Sometimes projects fail. Its a reality of real estate. When lenders and borrowers are faced with a failing project and a loan in default, they have options. One is foreclosure. If the borrower and lender are in a contentious relationship, foreclosure may be the only option, and it can be a costly and lengthy process. If the relationship is more cooperative, however, under some circumstances, the parties may be able to negotiate a deed in lieu of foreclosure transaction. This involves a two step process where, first, there is a consensual transfer of the title from the borrower to the lender, which is followed by a non-judicial foreclosure. This can be beneficial to both parties. Unfortunately, during the recession, some title companies refused to insure sales following these transactions. A recent court decision reaffirms that these title companies’ decisions were based on faulty reasoning.
The Case of Deacon Group, Inc. v. Prudential Mortgage Capital Co. LLC
This important case, which the California Court of Appeal decided, is called Decon Group, Inc. V. Prudential Mortgage Capital Co. LLC. In the case, Wellesley owned real property in Los Angeles that was subject to a first deed of trust and a junior mechanic’s lien. Wellesley defaulted on the loan secured by the trust deed. Rather than going through a standard foreclosure, Wellesley and the trust deed beneficiary agreed to a deed in lieu. The beneficiary then foreclosed, eliminating all junior liens, and bought the property at the foreclosure sale and later sold it to a third party.
The holder of the mechanic’s lien sued to foreclose its lien, arguing that it was not eliminated by the foreclosure because, when the beneficiary accepted the deed in lieu, its two interests merged destroying the senior lien and preventing its foreclosure. The trial court agreed with this reasoning, but the appellate court did not. It held that, in California, it is well established that there is no such merger if there are junior lienholders of record. In doing so, it relied on a decision from the 1800s called Davis v. Randall. The Davis decision said, “Merger is always a question of intent when the question is as to whether a mortgage lien is merged in the fee, upon both being united in the same person…Equity will keep the legal title and the mortagee’s interest separate, although held by the same person, whenever necessary for the full protection of the person’s rights. If there is an intervening mortgage, the acquirement of the title will not operate as a merger.”
What About the Junior Lienholder’s Rights?
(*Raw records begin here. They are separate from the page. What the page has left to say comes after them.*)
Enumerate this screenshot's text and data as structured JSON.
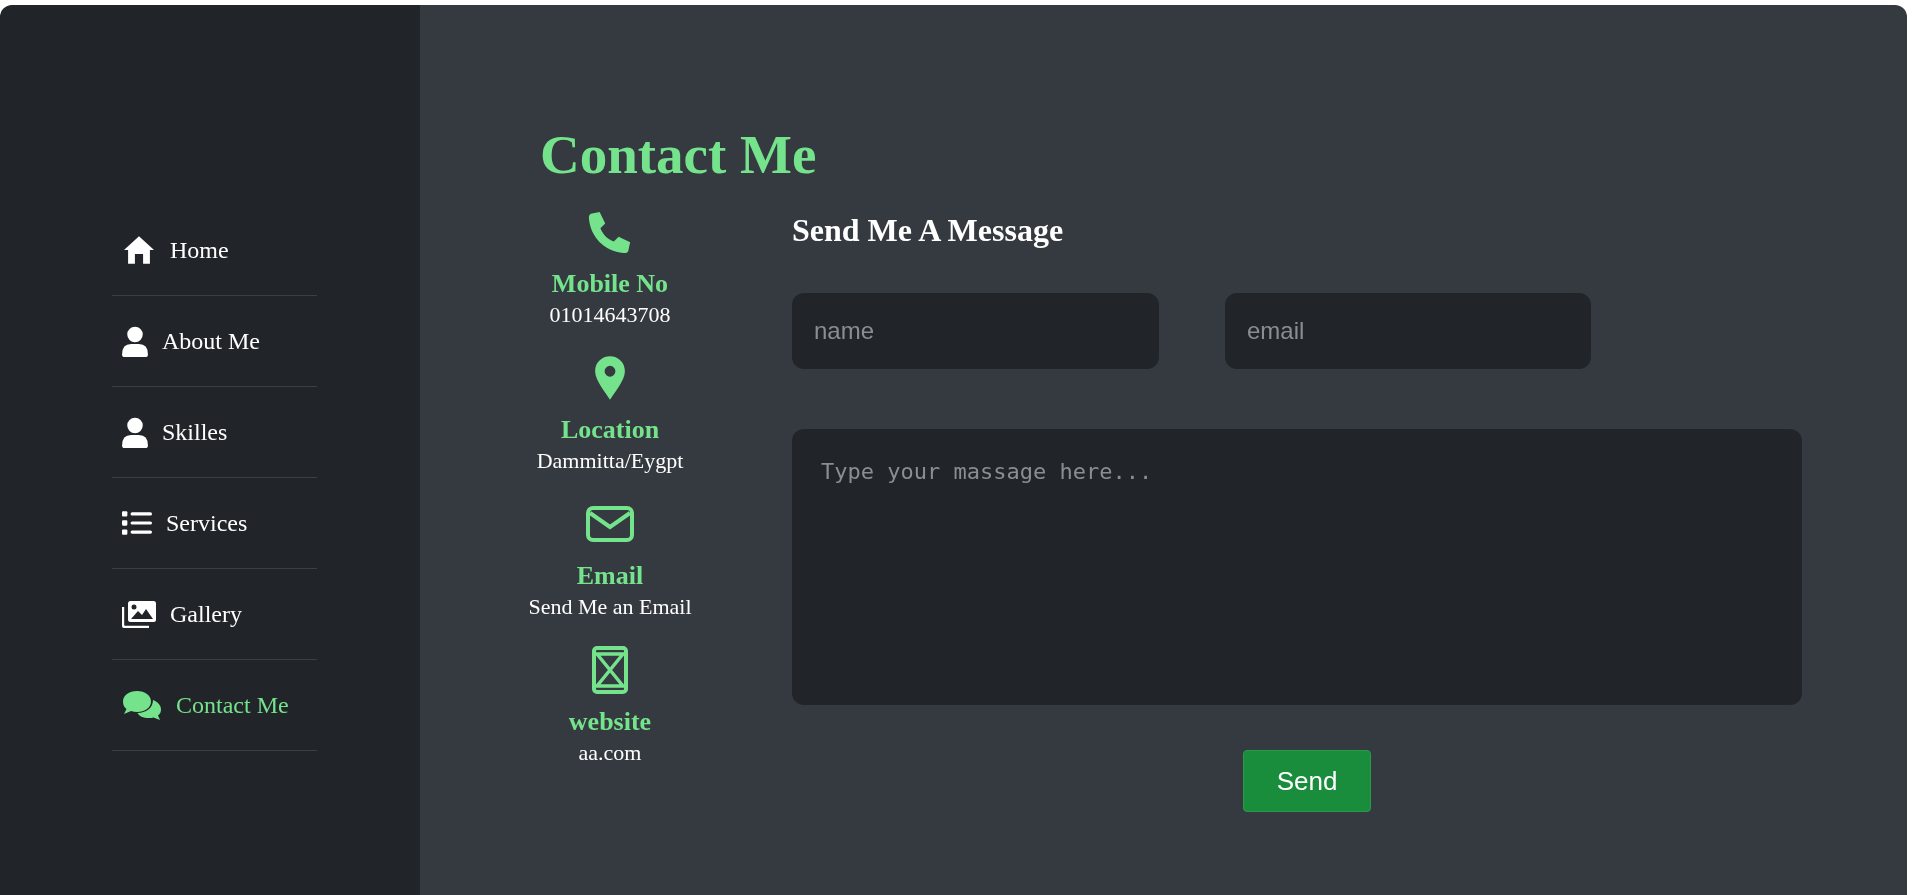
{
  "sidebar": {
    "items": [
      {
        "kind": "home",
        "label": "Home",
        "selected": false
      },
      {
        "kind": "person",
        "label": "About Me",
        "selected": false
      },
      {
        "kind": "person",
        "label": "Skilles",
        "selected": false
      },
      {
        "kind": "list",
        "label": "Services",
        "selected": false
      },
      {
        "kind": "images",
        "label": "Gallery",
        "selected": false
      },
      {
        "kind": "chat",
        "label": "Contact Me",
        "selected": true
      }
    ]
  },
  "page_title": "Contact Me",
  "contact_info": [
    {
      "kind": "phone",
      "label": "Mobile No",
      "value": "01014643708"
    },
    {
      "kind": "pin",
      "label": "Location",
      "value": "Dammitta/Eygpt"
    },
    {
      "kind": "mail",
      "label": "Email",
      "value": "Send Me an Email"
    },
    {
      "kind": "frame",
      "label": "website",
      "value": "aa.com"
    }
  ],
  "form": {
    "heading": "Send Me A Message",
    "name_placeholder": "name",
    "email_placeholder": "email",
    "message_placeholder": "Type your massage here...",
    "submit": "Send"
  }
}
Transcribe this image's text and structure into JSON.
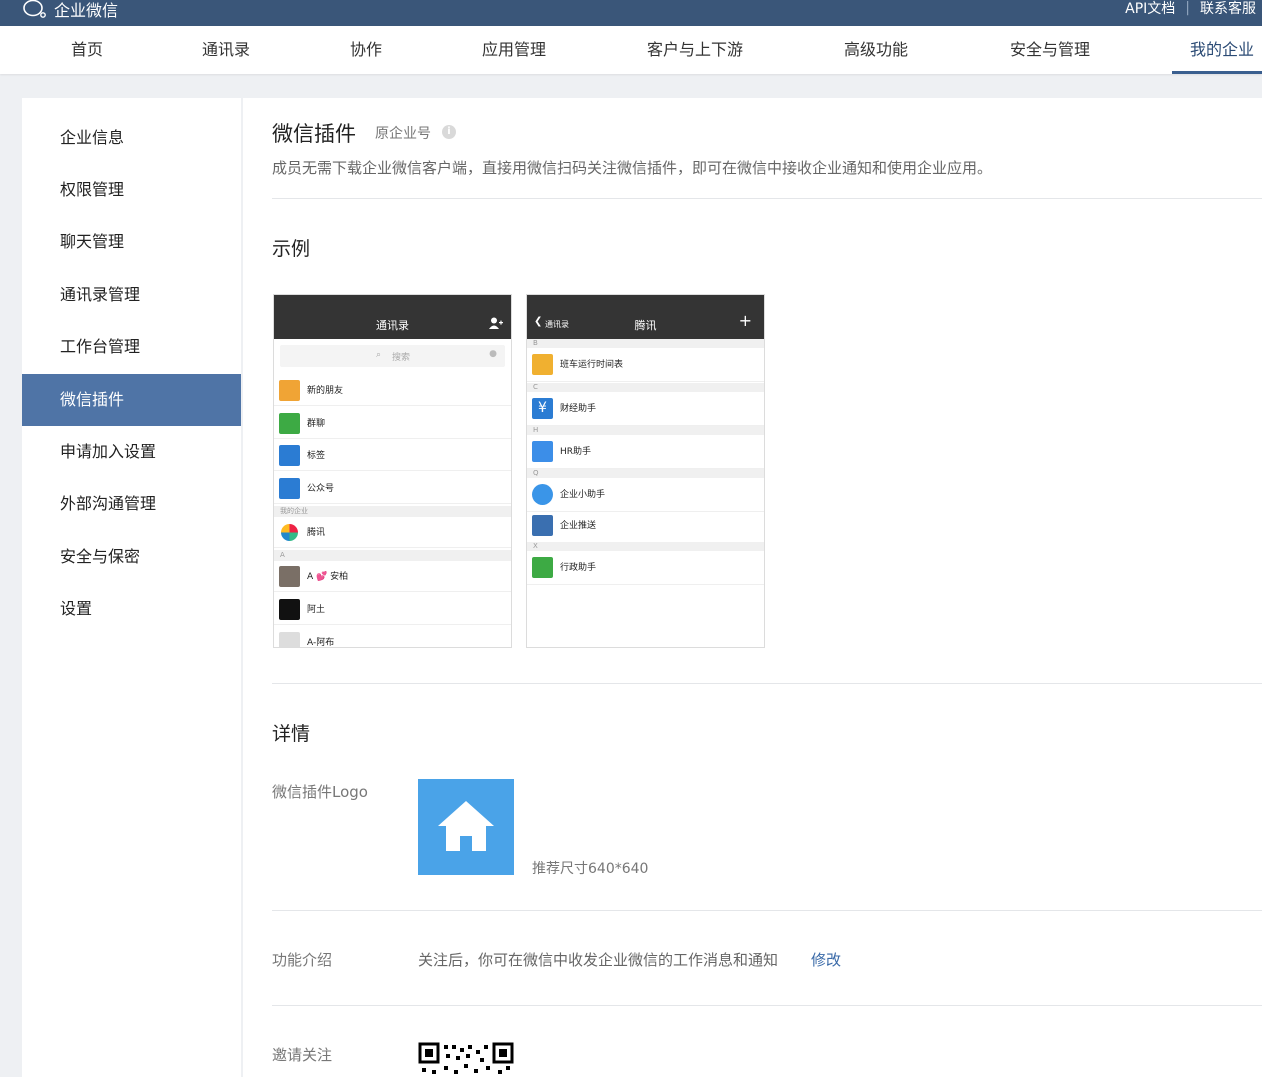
{
  "topbar": {
    "brand": "企业微信",
    "links": [
      "API文档",
      "联系客服"
    ]
  },
  "nav": {
    "items": [
      "首页",
      "通讯录",
      "协作",
      "应用管理",
      "客户与上下游",
      "高级功能",
      "安全与管理",
      "我的企业"
    ],
    "active_index": 7
  },
  "sidebar": {
    "items": [
      "企业信息",
      "权限管理",
      "聊天管理",
      "通讯录管理",
      "工作台管理",
      "微信插件",
      "申请加入设置",
      "外部沟通管理",
      "安全与保密",
      "设置"
    ],
    "active_index": 5
  },
  "page": {
    "title": "微信插件",
    "subtitle": "原企业号",
    "description": "成员无需下载企业微信客户端，直接用微信扫码关注微信插件，即可在微信中接收企业通知和使用企业应用。",
    "example_heading": "示例",
    "details_heading": "详情"
  },
  "phone1": {
    "title": "通讯录",
    "search_placeholder": "搜索",
    "rows": [
      "新的朋友",
      "群聊",
      "标签",
      "公众号"
    ],
    "section_my_company": "我的企业",
    "company": "腾讯",
    "section_a": "A",
    "contacts": [
      "A 💕 安柏",
      "阿土",
      "A-阿布"
    ]
  },
  "phone2": {
    "back_label": "通讯录",
    "title": "腾讯",
    "plus": "+",
    "section_letters": [
      "B",
      "C",
      "H",
      "Q",
      "X"
    ],
    "rows": [
      "班车运行时间表",
      "财经助手",
      "HR助手",
      "企业小助手",
      "企业推送",
      "行政助手"
    ]
  },
  "details": {
    "logo_label": "微信插件Logo",
    "logo_hint": "推荐尺寸640*640",
    "intro_label": "功能介绍",
    "intro_value": "关注后，你可在微信中收发企业微信的工作消息和通知",
    "intro_edit": "修改",
    "invite_label": "邀请关注"
  },
  "colors": {
    "topbar": "#3a5679",
    "sidebar_active": "#4f74a6",
    "link": "#3a6aa8",
    "logo_bg": "#4aa3e8"
  }
}
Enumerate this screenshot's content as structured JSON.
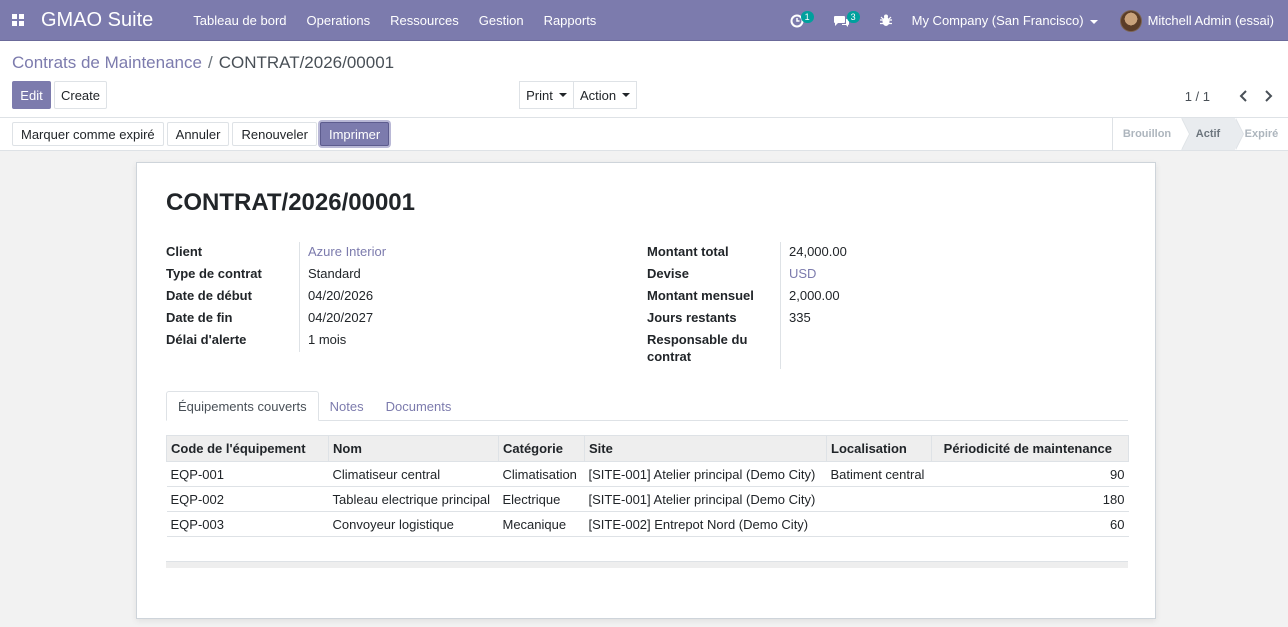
{
  "navbar": {
    "brand": "GMAO Suite",
    "menu": [
      "Tableau de bord",
      "Operations",
      "Ressources",
      "Gestion",
      "Rapports"
    ],
    "activity_count": "1",
    "message_count": "3",
    "company": "My Company (San Francisco)",
    "user": "Mitchell Admin (essai)"
  },
  "control_panel": {
    "breadcrumb_parent": "Contrats de Maintenance",
    "breadcrumb_current": "CONTRAT/2026/00001",
    "edit_label": "Edit",
    "create_label": "Create",
    "print_label": "Print",
    "action_label": "Action",
    "pager": "1 / 1"
  },
  "statusbar": {
    "buttons": [
      "Marquer comme expiré",
      "Annuler",
      "Renouveler",
      "Imprimer"
    ],
    "stages": [
      "Brouillon",
      "Actif",
      "Expiré"
    ],
    "active_stage": "Actif"
  },
  "record": {
    "title": "CONTRAT/2026/00001",
    "left_fields": [
      {
        "label": "Client",
        "value": "Azure Interior"
      },
      {
        "label": "Type de contrat",
        "value": "Standard"
      },
      {
        "label": "Date de début",
        "value": "04/20/2026"
      },
      {
        "label": "Date de fin",
        "value": "04/20/2027"
      },
      {
        "label": "Délai d'alerte",
        "value": "1 mois"
      }
    ],
    "right_fields": [
      {
        "label": "Montant total",
        "value": "24,000.00"
      },
      {
        "label": "Devise",
        "value": "USD"
      },
      {
        "label": "Montant mensuel",
        "value": "2,000.00"
      },
      {
        "label": "Jours restants",
        "value": "335"
      },
      {
        "label": "Responsable du contrat",
        "value": ""
      }
    ]
  },
  "tabs": [
    "Équipements couverts",
    "Notes",
    "Documents"
  ],
  "equipment_table": {
    "headers": [
      "Code de l'équipement",
      "Nom",
      "Catégorie",
      "Site",
      "Localisation",
      "Périodicité de maintenance"
    ],
    "rows": [
      [
        "EQP-001",
        "Climatiseur central",
        "Climatisation",
        "[SITE-001] Atelier principal (Demo City)",
        "Batiment central",
        "90"
      ],
      [
        "EQP-002",
        "Tableau electrique principal",
        "Electrique",
        "[SITE-001] Atelier principal (Demo City)",
        "",
        "180"
      ],
      [
        "EQP-003",
        "Convoyeur logistique",
        "Mecanique",
        "[SITE-002] Entrepot Nord (Demo City)",
        "",
        "60"
      ]
    ]
  },
  "colors": {
    "brand": "#7C7BAD",
    "link": "#7C7BAD",
    "badge": "#00A09D"
  }
}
This does not mean that junior lienholders have no rights. The Court points out in its decision that junior lienholders always risk the elimination of their claims due to a foreclosure by a senior lienholder. Even so, they have the right to bid at the foreclosure sale, and, if the property sells for more than the senior lien’s value, then the excess is paid to the junior lienholder.